REPUBLICAN DEBATERS GET THEIR SAFE SPACE



Jonathan Martin and Patrick Healy in The New York Times:
Mr. Rubio ... repeatedly received questions that allowed him to answer with versions of his stump speech. Even he seemed unable to believe his good fortune when he was asked to make his case against Mrs. Clinton. He chuckled for a moment before unspooling a well-rehearsed argument: why he can prosecute a “generational” case against her.

“If I am the nominee, they will be the party of the past, and we will be the party of the 21st century,” said Mr. Rubio, 44.
Chris Cillizza in The Washington Post:
... the debate was largely lifeless throughout, and the lack of candidate exchanges ... meant that many of the answers offered were straight from oft-repeated talking points.
Erick Erickson at FoxNews.com:
First, Fox Business is a big winner. This debate is what all the other debates should have been.... the moderators did not try to be the stars of the show.
Josh Marshall at Talking Points Memo:
In the post game Ben Carson just told moderator Neil Cavuto he and the rest of the candidates were very happy with the moderators - which pretty much tells the whole story. "Well, can I say the candidates were very happy with you guys."
After the CNBC debate, Carson said he wanted the debates to be a safe, nurturing space:
“Debates are supposed to be established to help the people know the candidates… what their philosophy is,” Mr. Carson told reporters before a morning appearance at Colorado Christian University. “What it’s turned into is a ‘gotcha’ opportunity to cast candidates in a negative light.
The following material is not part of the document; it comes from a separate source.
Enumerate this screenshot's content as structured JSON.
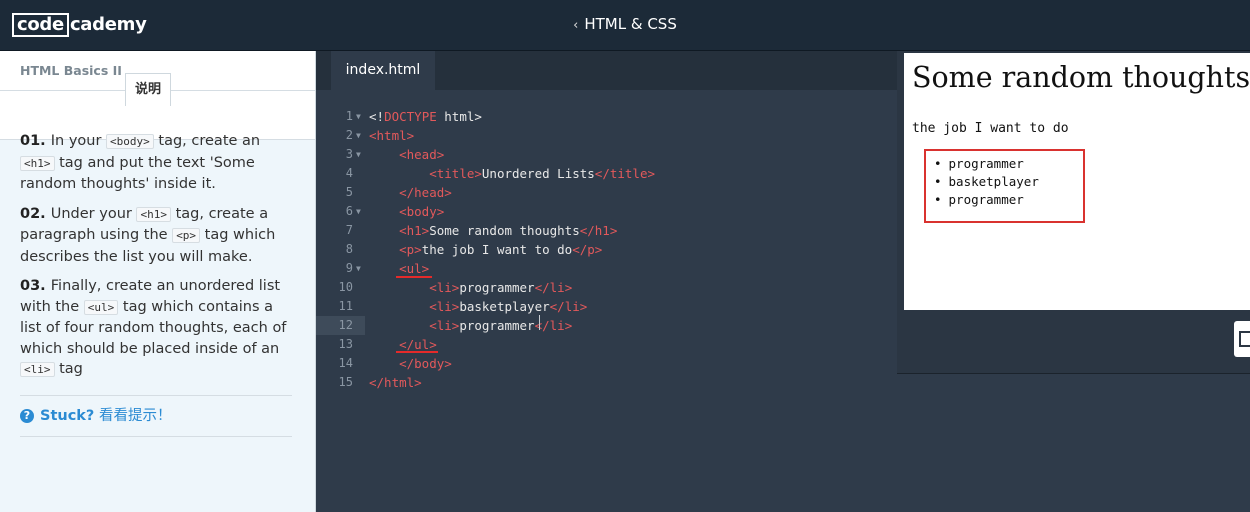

“That’s silly. That’s not really helpful.”
Before the debate, Fox Business's lead moderators, Neil Cavuto and Maria Bartiromo, said they were happy to oblige:
"My goal is to make myself invisible,” Cavuto, one of three moderators for the prime-time debate, said in an interview last week. "That I’m not the issue. ... That we’re not the issue. The answers to what we’re raising become the issue."

Bartiromo sounded a similar note: “After that [CNBC] debate, I realized, I knew my marching orders. It was clearer than ever what my marching orders are, and that is to help the viewer, help the voter better understand what each candidate’s plan is; is it a realistic plan, can it work and how is it different from the next guy or gal, and that’s what I plan to focus on."
As I've said in previous posts, the Republican candidates chastised CNBC in terms strikingly similar to that Yale student's complaints about the master of her college, after the master's wife told students to just shrug off racist Halloween costumes:
As your position as master, it is your job to create a place of comfort and home for the students that live in Silliman. You have not done that....

It is not about creating an intellectual space! It is not! Do you understand that? It’s about creating a home here!
In last night's debate, Fox Business knew better than to create an intellectual space. Instead, Fox Business created a nice, safe GOP home.

3 comments:

John Taylor said...

Of course, moderators knew better than to dig into policy specifics. That's because the Republican policies are horrible and better kept hidden.

Unknown said...

There's a very limited market for The Shut-in Show hosted by Clarice Comforter and Norman Nonthreatening.

Professor Chaos said...

If the best reason you can come up with to vote for you is that you're younger than your opponent, you got nuthin', Marco.